Now, despite the obvious notion that that is one impressive CV tempting me to say Anything? Wow, you should run for president then! I can't help wondering what seems to be stopping so many Malawians (as I seem to go through this very similar exercise at least every other day) from securing dependable employment. Or is this just wishful farmers hoping they can get out of what is definitely a very laborious profession and make more working for an NGO?

I make this observation because, from what I have seen and heard from many others the non-profit sector in Malawi doesn't just deliver "aid" but is an industry in of itself, employing vast numbers of people. My first dinner in Malawi myself and half of the Southern Africa Junior Fellows had dinner with a family of three in Lilongwe (the capitol city). The mother in the family was an extension agent with an NGO which EWB is partnered with helping farmers access fertilizer (among other things attempting to improve Malawian food security). Of her two children, her son is an accountant for World Vision, and her daughter works at a local university as assistant to a professor researching the AIDS virus. As you can see, this whole household is completely dependent on an economy supported by donor funding. An interesting thought.

This is clear (though anecdotal) evidence of how dependent the Malawian economy is dependent on foreign aid, here development is an industry in the truest sense of the word. It makes one wonder if the Malawian economy will ever function independently, and in how long?

Well, that was a very pessimistic view of what some of my experience has been, but really it has not been bad at all. Despite a few surprises, people in Malawi have been warm and really happy to have conversations with me in mostly English we me throwing in words from my limited Chitonga, which usually just leads to confusion.

As well, the stars here have been astounding. I don't think we've had a night that wasn't clear yet, and living in the city back home I always forget the beauty of the night sky. Every now and then Aaron, one of Foster's nephews laughs when he finds me swaying from the conversation in the evening (which is mostly in Chitonga, as Foster and his niece Veronica are the only family members truly fluent in English) to stare at the sky.

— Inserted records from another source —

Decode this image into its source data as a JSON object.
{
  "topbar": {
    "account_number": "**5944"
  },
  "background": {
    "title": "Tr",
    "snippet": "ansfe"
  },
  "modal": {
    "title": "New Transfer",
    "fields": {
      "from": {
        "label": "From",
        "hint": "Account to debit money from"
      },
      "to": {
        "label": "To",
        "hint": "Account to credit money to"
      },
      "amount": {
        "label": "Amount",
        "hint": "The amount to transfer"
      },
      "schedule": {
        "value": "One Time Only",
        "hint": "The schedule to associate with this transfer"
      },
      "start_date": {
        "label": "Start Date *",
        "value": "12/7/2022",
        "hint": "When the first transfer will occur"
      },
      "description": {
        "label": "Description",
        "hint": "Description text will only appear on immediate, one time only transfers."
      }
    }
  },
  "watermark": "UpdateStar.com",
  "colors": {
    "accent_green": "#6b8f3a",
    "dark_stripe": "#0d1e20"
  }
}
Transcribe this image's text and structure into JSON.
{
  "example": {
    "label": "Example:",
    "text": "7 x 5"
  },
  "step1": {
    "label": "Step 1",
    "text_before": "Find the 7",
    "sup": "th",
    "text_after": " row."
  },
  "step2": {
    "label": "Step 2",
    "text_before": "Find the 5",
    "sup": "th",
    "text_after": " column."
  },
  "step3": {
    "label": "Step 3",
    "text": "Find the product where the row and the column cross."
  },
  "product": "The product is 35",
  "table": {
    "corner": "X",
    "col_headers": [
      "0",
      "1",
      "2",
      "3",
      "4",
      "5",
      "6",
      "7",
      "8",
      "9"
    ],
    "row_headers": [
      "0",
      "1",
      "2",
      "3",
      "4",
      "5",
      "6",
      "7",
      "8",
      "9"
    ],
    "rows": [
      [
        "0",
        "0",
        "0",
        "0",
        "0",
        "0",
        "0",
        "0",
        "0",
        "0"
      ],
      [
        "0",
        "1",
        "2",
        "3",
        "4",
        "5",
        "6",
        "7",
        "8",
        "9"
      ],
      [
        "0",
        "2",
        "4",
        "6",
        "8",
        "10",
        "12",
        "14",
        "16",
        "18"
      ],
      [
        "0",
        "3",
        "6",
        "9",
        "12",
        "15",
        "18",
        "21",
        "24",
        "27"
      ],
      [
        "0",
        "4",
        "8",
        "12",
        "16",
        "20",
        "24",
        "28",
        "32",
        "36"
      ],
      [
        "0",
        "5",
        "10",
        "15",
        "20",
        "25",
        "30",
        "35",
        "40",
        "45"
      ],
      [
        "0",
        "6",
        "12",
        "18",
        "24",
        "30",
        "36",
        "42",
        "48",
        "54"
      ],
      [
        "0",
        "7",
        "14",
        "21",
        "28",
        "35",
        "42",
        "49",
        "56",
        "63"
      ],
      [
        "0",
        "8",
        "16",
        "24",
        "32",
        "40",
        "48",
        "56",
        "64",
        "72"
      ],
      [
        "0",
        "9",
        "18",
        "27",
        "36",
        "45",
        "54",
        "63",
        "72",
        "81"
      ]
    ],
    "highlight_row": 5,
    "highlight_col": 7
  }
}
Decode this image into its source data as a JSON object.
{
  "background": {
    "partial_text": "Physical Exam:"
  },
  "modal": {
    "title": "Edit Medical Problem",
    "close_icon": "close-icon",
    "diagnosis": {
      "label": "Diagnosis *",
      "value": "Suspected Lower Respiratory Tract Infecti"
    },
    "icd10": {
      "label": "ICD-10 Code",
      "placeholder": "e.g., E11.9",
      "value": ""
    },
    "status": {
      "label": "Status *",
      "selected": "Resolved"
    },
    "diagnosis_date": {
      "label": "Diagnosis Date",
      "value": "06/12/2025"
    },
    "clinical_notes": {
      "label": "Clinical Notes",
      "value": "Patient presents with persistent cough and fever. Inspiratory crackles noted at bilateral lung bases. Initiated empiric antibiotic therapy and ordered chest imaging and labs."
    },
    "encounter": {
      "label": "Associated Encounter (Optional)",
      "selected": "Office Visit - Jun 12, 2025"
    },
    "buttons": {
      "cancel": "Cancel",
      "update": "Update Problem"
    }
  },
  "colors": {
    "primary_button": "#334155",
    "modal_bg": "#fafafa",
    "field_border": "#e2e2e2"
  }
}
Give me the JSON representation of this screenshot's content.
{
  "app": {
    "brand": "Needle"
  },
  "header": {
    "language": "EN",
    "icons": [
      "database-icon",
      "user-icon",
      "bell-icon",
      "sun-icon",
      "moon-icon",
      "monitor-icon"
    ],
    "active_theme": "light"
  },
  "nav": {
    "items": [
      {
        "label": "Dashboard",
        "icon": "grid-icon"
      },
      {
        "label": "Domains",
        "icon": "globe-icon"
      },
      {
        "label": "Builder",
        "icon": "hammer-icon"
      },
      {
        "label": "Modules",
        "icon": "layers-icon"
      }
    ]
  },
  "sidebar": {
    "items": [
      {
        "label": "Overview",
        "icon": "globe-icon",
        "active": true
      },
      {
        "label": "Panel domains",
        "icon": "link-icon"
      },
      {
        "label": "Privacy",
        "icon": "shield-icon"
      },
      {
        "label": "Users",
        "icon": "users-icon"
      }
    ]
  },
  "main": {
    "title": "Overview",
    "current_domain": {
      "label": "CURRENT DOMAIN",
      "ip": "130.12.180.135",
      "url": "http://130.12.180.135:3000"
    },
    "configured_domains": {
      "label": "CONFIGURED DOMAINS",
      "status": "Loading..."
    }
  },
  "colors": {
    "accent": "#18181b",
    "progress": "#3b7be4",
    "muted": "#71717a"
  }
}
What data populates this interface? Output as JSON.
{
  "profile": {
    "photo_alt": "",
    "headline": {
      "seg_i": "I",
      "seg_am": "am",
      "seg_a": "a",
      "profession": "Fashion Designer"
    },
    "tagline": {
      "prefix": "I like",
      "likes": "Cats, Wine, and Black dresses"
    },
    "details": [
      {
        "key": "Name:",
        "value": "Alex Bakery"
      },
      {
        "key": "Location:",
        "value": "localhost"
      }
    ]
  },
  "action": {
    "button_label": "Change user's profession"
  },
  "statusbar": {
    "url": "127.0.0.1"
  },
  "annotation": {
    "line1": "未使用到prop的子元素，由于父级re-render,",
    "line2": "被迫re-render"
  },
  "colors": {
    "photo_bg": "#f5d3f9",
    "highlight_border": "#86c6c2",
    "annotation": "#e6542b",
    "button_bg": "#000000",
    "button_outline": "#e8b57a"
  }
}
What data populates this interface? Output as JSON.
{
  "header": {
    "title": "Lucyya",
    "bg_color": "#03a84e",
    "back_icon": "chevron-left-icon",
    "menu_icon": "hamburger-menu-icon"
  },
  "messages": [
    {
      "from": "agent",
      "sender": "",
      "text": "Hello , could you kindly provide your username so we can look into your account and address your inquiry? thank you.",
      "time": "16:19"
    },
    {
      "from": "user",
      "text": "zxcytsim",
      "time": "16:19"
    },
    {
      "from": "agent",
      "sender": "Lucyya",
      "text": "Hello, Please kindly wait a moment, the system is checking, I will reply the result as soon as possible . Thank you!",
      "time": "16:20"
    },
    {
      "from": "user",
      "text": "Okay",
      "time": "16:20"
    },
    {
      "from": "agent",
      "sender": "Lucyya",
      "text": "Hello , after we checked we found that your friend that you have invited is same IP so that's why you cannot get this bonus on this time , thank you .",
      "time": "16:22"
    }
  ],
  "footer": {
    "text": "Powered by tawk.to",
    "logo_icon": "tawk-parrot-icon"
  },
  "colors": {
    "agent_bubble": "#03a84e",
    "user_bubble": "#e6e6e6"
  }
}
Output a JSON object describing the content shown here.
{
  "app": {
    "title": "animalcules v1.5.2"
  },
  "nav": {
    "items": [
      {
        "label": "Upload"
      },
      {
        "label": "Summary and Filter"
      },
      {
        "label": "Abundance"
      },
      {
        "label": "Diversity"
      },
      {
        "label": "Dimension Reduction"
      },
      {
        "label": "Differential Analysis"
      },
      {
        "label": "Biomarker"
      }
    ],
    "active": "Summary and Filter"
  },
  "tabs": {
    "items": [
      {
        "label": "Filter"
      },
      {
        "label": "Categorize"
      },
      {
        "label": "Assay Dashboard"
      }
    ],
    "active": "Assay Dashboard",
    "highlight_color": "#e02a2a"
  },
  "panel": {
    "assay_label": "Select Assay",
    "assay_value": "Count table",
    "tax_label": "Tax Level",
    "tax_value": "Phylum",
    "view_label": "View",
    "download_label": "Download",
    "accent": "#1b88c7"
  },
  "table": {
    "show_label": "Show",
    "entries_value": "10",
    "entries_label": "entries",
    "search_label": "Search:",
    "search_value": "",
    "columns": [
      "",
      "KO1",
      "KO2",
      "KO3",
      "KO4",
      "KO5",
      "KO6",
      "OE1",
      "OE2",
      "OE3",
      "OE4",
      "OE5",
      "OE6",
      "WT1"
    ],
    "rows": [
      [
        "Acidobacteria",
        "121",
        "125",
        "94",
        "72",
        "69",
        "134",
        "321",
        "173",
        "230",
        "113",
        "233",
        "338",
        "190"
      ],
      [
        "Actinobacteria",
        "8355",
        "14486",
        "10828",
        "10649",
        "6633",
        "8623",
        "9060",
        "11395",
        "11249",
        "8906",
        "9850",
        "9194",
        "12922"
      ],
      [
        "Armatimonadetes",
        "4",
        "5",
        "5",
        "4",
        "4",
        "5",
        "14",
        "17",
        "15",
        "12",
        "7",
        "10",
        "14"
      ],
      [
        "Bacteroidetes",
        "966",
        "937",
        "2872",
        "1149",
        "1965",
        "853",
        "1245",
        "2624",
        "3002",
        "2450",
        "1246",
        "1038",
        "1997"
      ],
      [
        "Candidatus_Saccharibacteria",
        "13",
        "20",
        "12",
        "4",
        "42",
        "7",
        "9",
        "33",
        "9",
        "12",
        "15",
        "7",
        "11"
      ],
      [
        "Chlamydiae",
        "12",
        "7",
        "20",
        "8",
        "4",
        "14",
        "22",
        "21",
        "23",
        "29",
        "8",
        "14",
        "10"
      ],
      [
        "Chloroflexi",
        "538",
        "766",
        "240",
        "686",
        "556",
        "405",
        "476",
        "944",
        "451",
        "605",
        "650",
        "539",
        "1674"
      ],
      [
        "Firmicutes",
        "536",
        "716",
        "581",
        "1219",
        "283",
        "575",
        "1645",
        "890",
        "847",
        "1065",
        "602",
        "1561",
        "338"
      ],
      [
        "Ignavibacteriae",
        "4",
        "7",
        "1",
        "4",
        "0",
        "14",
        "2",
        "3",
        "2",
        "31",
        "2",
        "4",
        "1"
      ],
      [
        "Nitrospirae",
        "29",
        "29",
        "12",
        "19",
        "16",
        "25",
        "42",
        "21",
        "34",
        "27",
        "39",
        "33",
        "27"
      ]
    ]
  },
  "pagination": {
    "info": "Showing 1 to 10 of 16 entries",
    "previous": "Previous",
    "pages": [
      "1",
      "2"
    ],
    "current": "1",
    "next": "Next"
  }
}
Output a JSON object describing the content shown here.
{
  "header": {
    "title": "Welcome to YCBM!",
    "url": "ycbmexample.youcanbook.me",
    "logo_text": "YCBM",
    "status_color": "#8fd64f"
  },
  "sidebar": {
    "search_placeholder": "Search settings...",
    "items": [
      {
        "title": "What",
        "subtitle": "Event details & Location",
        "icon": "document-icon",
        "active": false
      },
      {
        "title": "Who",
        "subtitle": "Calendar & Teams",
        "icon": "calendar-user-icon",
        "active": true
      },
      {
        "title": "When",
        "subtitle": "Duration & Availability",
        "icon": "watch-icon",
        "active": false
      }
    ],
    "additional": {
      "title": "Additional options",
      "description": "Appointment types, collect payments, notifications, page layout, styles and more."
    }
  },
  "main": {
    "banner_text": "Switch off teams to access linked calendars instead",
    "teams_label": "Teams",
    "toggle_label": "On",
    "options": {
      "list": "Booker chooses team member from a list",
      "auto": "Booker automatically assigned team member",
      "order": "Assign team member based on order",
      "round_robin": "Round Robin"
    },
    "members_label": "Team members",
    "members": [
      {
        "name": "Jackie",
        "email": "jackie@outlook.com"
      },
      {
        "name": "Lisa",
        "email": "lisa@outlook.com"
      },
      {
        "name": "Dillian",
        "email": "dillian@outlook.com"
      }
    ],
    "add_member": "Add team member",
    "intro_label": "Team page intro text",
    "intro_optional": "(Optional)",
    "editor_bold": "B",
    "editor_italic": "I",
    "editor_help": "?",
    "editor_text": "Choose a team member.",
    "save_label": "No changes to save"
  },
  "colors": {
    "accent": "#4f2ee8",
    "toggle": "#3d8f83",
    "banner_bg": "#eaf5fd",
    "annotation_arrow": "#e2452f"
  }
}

The Malawian food is something I'll not soon forget after leaving Malawi I am sure. Eating nsima (pronounced sima, or shima depending on where you are in Malawi) is truly a hands-on experience, and I'm still working on developing enough toughness on my right hand to pick up the maize, or cassava based ball of starch. I am quite certain though, that after only a few weeks I've exhausted the limited repertoire of Malawian cuisine and tasted every option there is to taste. Just the other night I fell asleep after being stuffed with maize nsima, completely full but fore some unexplained reason, intensely craving cinnamon. I suspect this is because, when it comes to spices salt is the only one any Malawian I have meet favours... and do they ever favour it! I am truly enjoying Malawian food, and am hoping to put together a collection or recipes... perhaps as a tab in this blog. If you think that would be something you'd like to see, leave a comment!


*Please feel free to argue in the comments whether even this is a better representation of Malawi, as I am definitely not thoroughly convinced myself